◆ **Directions for this task**: Pull out every line of the listing below where "desc" appears.

◆ **Materials provided**:
_ _ _ _ _
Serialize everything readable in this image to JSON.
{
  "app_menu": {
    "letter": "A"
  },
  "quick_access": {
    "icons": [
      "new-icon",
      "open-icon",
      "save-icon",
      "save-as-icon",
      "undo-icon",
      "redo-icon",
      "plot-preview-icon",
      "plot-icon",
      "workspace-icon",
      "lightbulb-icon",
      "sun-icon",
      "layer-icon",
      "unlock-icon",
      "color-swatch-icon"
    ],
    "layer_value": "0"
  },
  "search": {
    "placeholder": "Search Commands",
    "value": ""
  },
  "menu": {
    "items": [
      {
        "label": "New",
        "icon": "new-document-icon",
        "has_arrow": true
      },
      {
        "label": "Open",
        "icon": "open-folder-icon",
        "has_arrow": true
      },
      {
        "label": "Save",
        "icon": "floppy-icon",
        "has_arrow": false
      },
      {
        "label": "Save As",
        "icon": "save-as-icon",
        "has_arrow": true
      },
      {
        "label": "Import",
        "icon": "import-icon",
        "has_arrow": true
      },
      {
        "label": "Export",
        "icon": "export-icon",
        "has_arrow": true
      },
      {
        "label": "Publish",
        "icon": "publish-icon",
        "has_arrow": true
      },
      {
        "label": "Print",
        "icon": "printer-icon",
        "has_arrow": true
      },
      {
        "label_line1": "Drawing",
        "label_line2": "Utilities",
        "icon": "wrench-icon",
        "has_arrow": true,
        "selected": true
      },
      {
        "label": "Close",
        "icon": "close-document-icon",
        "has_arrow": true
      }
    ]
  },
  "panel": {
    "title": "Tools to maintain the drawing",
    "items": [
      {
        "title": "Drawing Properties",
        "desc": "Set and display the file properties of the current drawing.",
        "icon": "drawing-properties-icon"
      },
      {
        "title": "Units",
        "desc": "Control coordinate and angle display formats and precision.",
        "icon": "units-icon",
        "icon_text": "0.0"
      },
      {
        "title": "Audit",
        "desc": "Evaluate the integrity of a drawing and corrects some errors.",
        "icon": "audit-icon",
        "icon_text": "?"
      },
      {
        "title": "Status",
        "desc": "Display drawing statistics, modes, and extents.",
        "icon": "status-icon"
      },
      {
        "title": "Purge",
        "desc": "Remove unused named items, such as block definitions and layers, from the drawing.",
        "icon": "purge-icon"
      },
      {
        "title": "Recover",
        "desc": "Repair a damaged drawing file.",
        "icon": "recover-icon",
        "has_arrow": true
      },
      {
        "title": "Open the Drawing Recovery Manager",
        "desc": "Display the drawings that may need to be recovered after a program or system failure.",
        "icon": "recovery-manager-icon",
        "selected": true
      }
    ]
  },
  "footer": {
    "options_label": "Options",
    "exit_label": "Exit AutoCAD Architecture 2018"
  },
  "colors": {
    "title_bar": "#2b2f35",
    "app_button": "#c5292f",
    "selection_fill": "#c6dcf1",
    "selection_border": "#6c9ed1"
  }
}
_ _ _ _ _
◆ **Written solution**:
        "desc": "Set and display the file properties of the current drawing.",
        "desc": "Control coordinate and angle display formats and precision.",
        "desc": "Evaluate the integrity of a drawing and corrects some errors.",
        "desc": "Display drawing statistics, modes, and extents.",
        "desc": "Remove unused named items, such as block definitions and layers, from the drawing.",
        "desc": "Repair a damaged drawing file.",
        "desc": "Display the drawings that may need to be recovered after a program or system failure.",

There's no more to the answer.